What the task asks ::
An exact copy of the records below is needed, with every picture left out.

Recorded data ::

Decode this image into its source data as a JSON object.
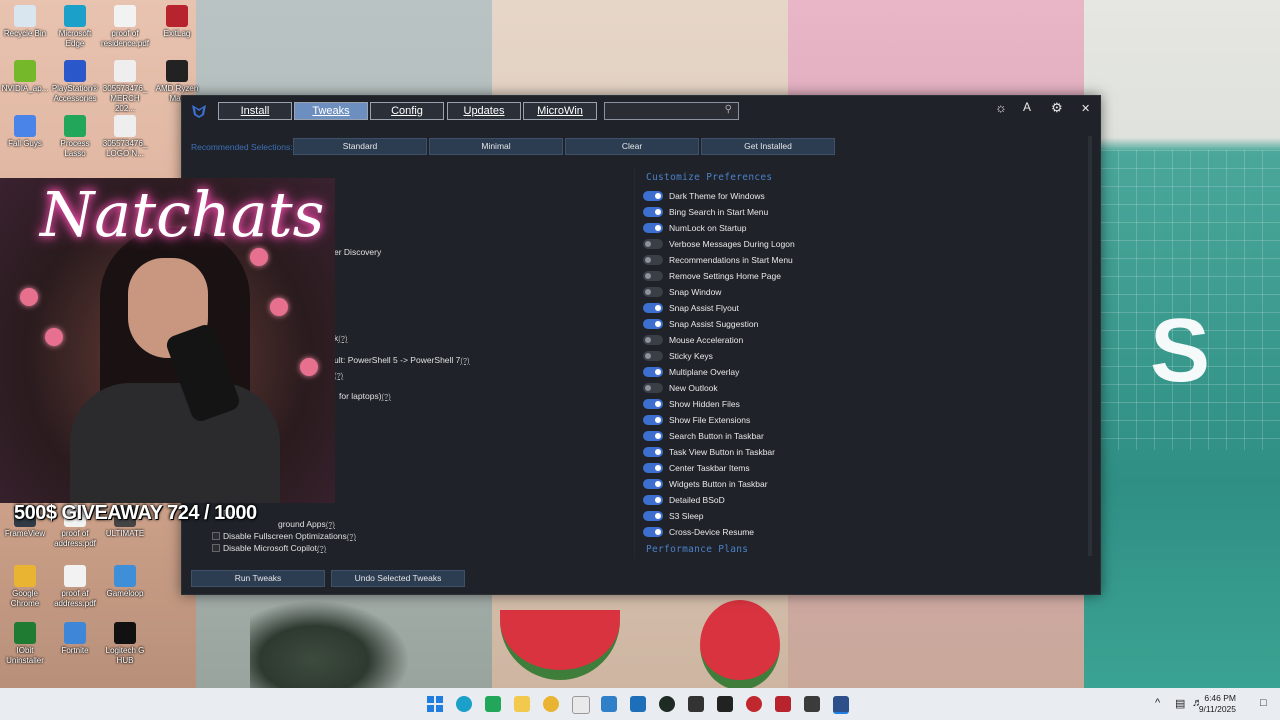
{
  "desktop": {
    "icons": [
      {
        "label": "Recycle Bin",
        "color": "#d9e6ef"
      },
      {
        "label": "Microsoft Edge",
        "color": "#1aa0c9"
      },
      {
        "label": "proof of residence.pdf",
        "color": "#f2f2f2"
      },
      {
        "label": "ExitLag",
        "color": "#b8242e"
      },
      {
        "label": "NVIDIA_ap...",
        "color": "#75b82a"
      },
      {
        "label": "PlayStation® Accessories",
        "color": "#2a57c9"
      },
      {
        "label": "305573476_ MERCH 202...",
        "color": "#eeeeee"
      },
      {
        "label": "AMD Ryzen Mas",
        "color": "#222222"
      },
      {
        "label": "Fall Guys",
        "color": "#4a84e8"
      },
      {
        "label": "Process Lasso",
        "color": "#22a65a"
      },
      {
        "label": "305573476_ LOGO N...",
        "color": "#eeeeee"
      },
      {
        "label": "FrameView",
        "color": "#2f3a44"
      },
      {
        "label": "proof of address.pdf",
        "color": "#f2f2f2"
      },
      {
        "label": "ULTIMATE",
        "color": "#444444"
      },
      {
        "label": "Google Chrome",
        "color": "#e8b431"
      },
      {
        "label": "proof af address.pdf",
        "color": "#f2f2f2"
      },
      {
        "label": "Gameloop",
        "color": "#3f8fd8"
      },
      {
        "label": "IObit Uninstaller",
        "color": "#1f7a32"
      },
      {
        "label": "Fortnite",
        "color": "#3d86d8"
      },
      {
        "label": "Logitech G HUB",
        "color": "#111111"
      }
    ]
  },
  "app": {
    "tabs": [
      "Install",
      "Tweaks",
      "Config",
      "Updates",
      "MicroWin"
    ],
    "active_tab": "Tweaks",
    "search_placeholder": "",
    "recommended_label": "Recommended Selections:",
    "recommended_buttons": [
      "Standard",
      "Minimal",
      "Clear",
      "Get Installed"
    ],
    "left_fragments": [
      "er Discovery",
      "k",
      "ult: PowerShell 5 -> PowerShell 7",
      "for laptops)",
      "Di",
      "ground Apps",
      "Disable Fullscreen Optimizations",
      "Disable Microsoft Copilot"
    ],
    "help_mark": "(?)",
    "customize_title": "Customize Preferences",
    "preferences": [
      {
        "label": "Dark Theme for Windows",
        "on": true
      },
      {
        "label": "Bing Search in Start Menu",
        "on": true
      },
      {
        "label": "NumLock on Startup",
        "on": true
      },
      {
        "label": "Verbose Messages During Logon",
        "on": false
      },
      {
        "label": "Recommendations in Start Menu",
        "on": false
      },
      {
        "label": "Remove Settings Home Page",
        "on": false
      },
      {
        "label": "Snap Window",
        "on": false
      },
      {
        "label": "Snap Assist Flyout",
        "on": true
      },
      {
        "label": "Snap Assist Suggestion",
        "on": true
      },
      {
        "label": "Mouse Acceleration",
        "on": false
      },
      {
        "label": "Sticky Keys",
        "on": false
      },
      {
        "label": "Multiplane Overlay",
        "on": true
      },
      {
        "label": "New Outlook",
        "on": false
      },
      {
        "label": "Show Hidden Files",
        "on": true
      },
      {
        "label": "Show File Extensions",
        "on": true
      },
      {
        "label": "Search Button in Taskbar",
        "on": true
      },
      {
        "label": "Task View Button in Taskbar",
        "on": true
      },
      {
        "label": "Center Taskbar Items",
        "on": true
      },
      {
        "label": "Widgets Button in Taskbar",
        "on": true
      },
      {
        "label": "Detailed BSoD",
        "on": true
      },
      {
        "label": "S3 Sleep",
        "on": true
      },
      {
        "label": "Cross-Device Resume",
        "on": true
      }
    ],
    "performance_title": "Performance Plans",
    "bottom_buttons": [
      "Run Tweaks",
      "Undo Selected Tweaks"
    ],
    "accent_color": "#3d6fd0"
  },
  "overlay": {
    "streamer_name": "Natchats",
    "giveaway": "500$ GIVEAWAY 724 / 1000"
  },
  "taskbar": {
    "time": "6:46 PM",
    "date": "9/11/2025"
  }
}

Exercise output ::
Decode this image into its source data as a JSON object.
{
  "desktop": {
    "icons": [
      {
        "label": "Recycle Bin",
        "color": "#d9e6ef"
      },
      {
        "label": "Microsoft Edge",
        "color": "#1aa0c9"
      },
      {
        "label": "proof of residence.pdf",
        "color": "#f2f2f2"
      },
      {
        "label": "ExitLag",
        "color": "#b8242e"
      },
      {
        "label": "NVIDIA_ap...",
        "color": "#75b82a"
      },
      {
        "label": "PlayStation® Accessories",
        "color": "#2a57c9"
      },
      {
        "label": "305573476_ MERCH 202...",
        "color": "#eeeeee"
      },
      {
        "label": "AMD Ryzen Mas",
        "color": "#222222"
      },
      {
        "label": "Fall Guys",
        "color": "#4a84e8"
      },
      {
        "label": "Process Lasso",
        "color": "#22a65a"
      },
      {
        "label": "305573476_ LOGO N...",
        "color": "#eeeeee"
      },
      {
        "label": "FrameView",
        "color": "#2f3a44"
      },
      {
        "label": "proof of address.pdf",
        "color": "#f2f2f2"
      },
      {
        "label": "ULTIMATE",
        "color": "#444444"
      },
      {
        "label": "Google Chrome",
        "color": "#e8b431"
      },
      {
        "label": "proof af address.pdf",
        "color": "#f2f2f2"
      },
      {
        "label": "Gameloop",
        "color": "#3f8fd8"
      },
      {
        "label": "IObit Uninstaller",
        "color": "#1f7a32"
      },
      {
        "label": "Fortnite",
        "color": "#3d86d8"
      },
      {
        "label": "Logitech G HUB",
        "color": "#111111"
      }
    ]
  },
  "app": {
    "tabs": [
      "Install",
      "Tweaks",
      "Config",
      "Updates",
      "MicroWin"
    ],
    "active_tab": "Tweaks",
    "search_placeholder": "",
    "recommended_label": "Recommended Selections:",
    "recommended_buttons": [
      "Standard",
      "Minimal",
      "Clear",
      "Get Installed"
    ],
    "left_fragments": [
      "er Discovery",
      "k",
      "ult: PowerShell 5 -> PowerShell 7",
      "for laptops)",
      "Di",
      "ground Apps",
      "Disable Fullscreen Optimizations",
      "Disable Microsoft Copilot"
    ],
    "help_mark": "(?)",
    "customize_title": "Customize Preferences",
    "preferences": [
      {
        "label": "Dark Theme for Windows",
        "on": true
      },
      {
        "label": "Bing Search in Start Menu",
        "on": true
      },
      {
        "label": "NumLock on Startup",
        "on": true
      },
      {
        "label": "Verbose Messages During Logon",
        "on": false
      },
      {
        "label": "Recommendations in Start Menu",
        "on": false
      },
      {
        "label": "Remove Settings Home Page",
        "on": false
      },
      {
        "label": "Snap Window",
        "on": false
      },
      {
        "label": "Snap Assist Flyout",
        "on": true
      },
      {
        "label": "Snap Assist Suggestion",
        "on": true
      },
      {
        "label": "Mouse Acceleration",
        "on": false
      },
      {
        "label": "Sticky Keys",
        "on": false
      },
      {
        "label": "Multiplane Overlay",
        "on": true
      },
      {
        "label": "New Outlook",
        "on": false
      },
      {
        "label": "Show Hidden Files",
        "on": true
      },
      {
        "label": "Show File Extensions",
        "on": true
      },
      {
        "label": "Search Button in Taskbar",
        "on": true
      },
      {
        "label": "Task View Button in Taskbar",
        "on": true
      },
      {
        "label": "Center Taskbar Items",
        "on": true
      },
      {
        "label": "Widgets Button in Taskbar",
        "on": true
      },
      {
        "label": "Detailed BSoD",
        "on": true
      },
      {
        "label": "S3 Sleep",
        "on": true
      },
      {
        "label": "Cross-Device Resume",
        "on": true
      }
    ],
    "performance_title": "Performance Plans",
    "bottom_buttons": [
      "Run Tweaks",
      "Undo Selected Tweaks"
    ],
    "accent_color": "#3d6fd0"
  },
  "overlay": {
    "streamer_name": "Natchats",
    "giveaway": "500$ GIVEAWAY 724 / 1000"
  },
  "taskbar": {
    "time": "6:46 PM",
    "date": "9/11/2025"
  }
}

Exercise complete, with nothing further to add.